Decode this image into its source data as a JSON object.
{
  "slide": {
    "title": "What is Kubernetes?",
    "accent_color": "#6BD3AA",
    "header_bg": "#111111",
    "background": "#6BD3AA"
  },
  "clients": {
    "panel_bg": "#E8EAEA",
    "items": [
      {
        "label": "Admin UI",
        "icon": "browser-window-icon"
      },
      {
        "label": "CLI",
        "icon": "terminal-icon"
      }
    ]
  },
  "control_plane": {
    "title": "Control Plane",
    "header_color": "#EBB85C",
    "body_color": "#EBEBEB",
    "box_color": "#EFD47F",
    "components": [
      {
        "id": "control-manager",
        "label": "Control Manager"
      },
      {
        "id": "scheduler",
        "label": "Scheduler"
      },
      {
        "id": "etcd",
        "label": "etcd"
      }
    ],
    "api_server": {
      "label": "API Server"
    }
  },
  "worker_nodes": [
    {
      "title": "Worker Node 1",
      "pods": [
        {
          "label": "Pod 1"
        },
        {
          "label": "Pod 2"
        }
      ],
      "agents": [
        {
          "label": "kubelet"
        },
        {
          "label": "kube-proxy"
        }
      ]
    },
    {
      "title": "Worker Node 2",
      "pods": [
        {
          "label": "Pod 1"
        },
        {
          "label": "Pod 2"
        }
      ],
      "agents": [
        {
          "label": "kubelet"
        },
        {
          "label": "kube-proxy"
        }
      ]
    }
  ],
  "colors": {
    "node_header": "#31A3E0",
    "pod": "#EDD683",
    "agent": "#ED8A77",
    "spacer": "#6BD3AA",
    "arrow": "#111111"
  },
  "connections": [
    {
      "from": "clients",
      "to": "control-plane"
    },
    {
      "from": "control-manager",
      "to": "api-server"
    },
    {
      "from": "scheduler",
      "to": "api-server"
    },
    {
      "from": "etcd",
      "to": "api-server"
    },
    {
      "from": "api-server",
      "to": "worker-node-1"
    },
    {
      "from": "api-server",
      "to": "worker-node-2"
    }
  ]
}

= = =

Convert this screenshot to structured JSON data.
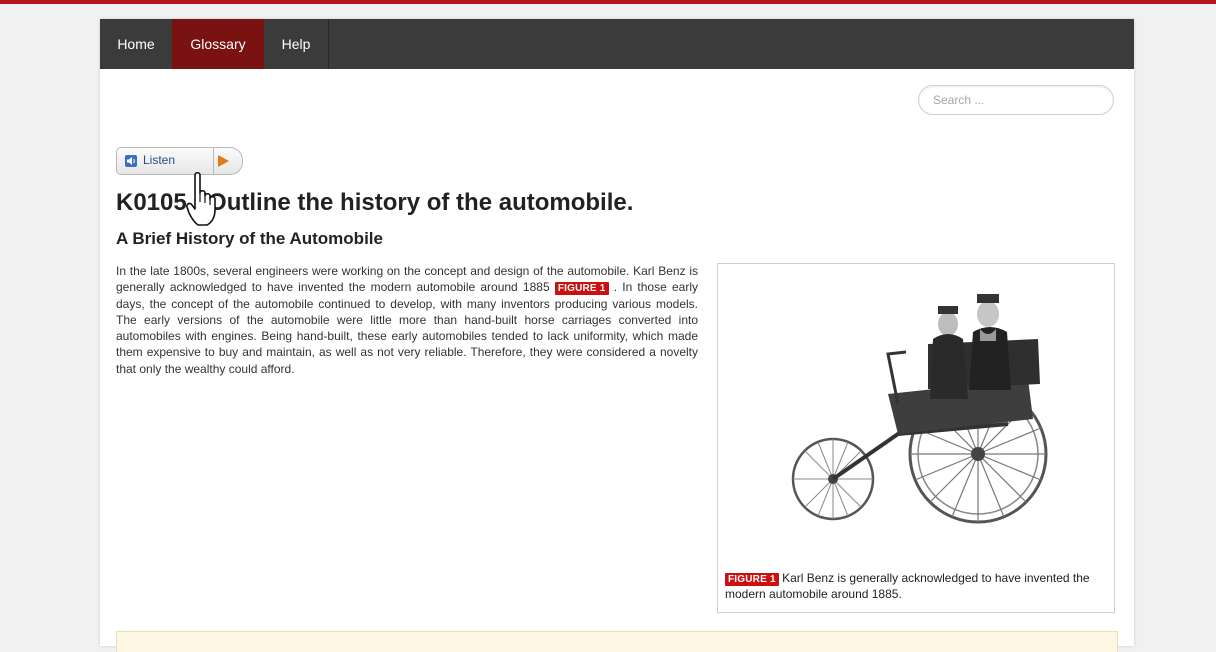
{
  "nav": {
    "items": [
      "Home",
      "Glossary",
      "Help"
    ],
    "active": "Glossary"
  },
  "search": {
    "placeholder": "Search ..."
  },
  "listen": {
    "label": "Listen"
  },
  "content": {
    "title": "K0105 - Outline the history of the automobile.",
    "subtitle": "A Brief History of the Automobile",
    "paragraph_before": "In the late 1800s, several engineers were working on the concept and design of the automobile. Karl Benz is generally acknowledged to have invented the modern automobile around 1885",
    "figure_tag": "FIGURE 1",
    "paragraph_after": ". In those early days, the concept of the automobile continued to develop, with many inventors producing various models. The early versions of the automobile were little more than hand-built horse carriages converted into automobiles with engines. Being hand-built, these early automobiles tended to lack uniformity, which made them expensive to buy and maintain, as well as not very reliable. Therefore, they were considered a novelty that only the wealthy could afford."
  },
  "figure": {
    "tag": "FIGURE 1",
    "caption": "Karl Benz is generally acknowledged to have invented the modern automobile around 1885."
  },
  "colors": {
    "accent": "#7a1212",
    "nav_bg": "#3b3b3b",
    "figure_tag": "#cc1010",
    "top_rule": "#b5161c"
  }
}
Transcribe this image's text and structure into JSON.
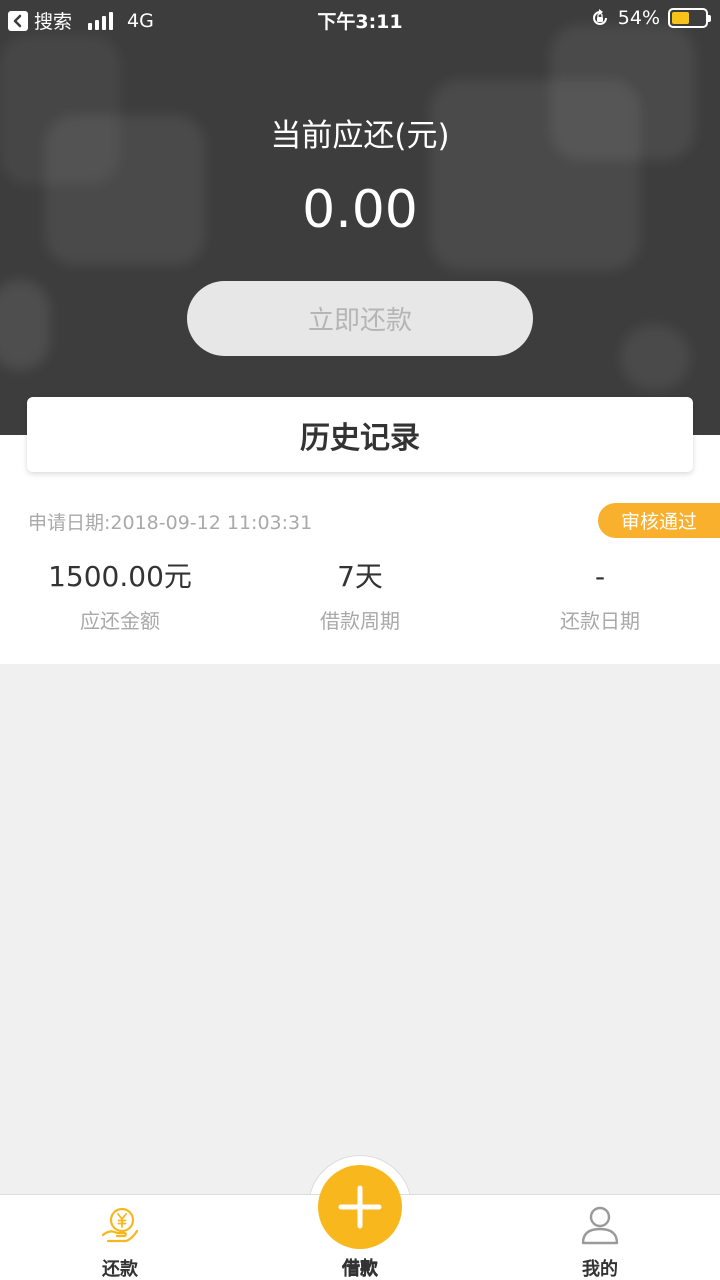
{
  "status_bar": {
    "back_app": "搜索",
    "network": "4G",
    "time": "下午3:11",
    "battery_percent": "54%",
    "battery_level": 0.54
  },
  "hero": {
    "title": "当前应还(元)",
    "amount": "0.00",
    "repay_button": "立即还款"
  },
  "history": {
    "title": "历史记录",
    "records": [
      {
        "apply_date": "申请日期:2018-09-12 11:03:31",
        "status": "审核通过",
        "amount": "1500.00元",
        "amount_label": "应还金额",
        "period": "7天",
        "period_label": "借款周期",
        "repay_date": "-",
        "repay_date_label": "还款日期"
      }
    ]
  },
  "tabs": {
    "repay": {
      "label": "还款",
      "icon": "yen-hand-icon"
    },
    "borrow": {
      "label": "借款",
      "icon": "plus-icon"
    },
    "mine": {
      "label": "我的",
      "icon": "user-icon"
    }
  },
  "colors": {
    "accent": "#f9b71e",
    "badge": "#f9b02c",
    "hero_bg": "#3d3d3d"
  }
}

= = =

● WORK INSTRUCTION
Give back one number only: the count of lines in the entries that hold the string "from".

● ANSWER TO THE EXERCISE
6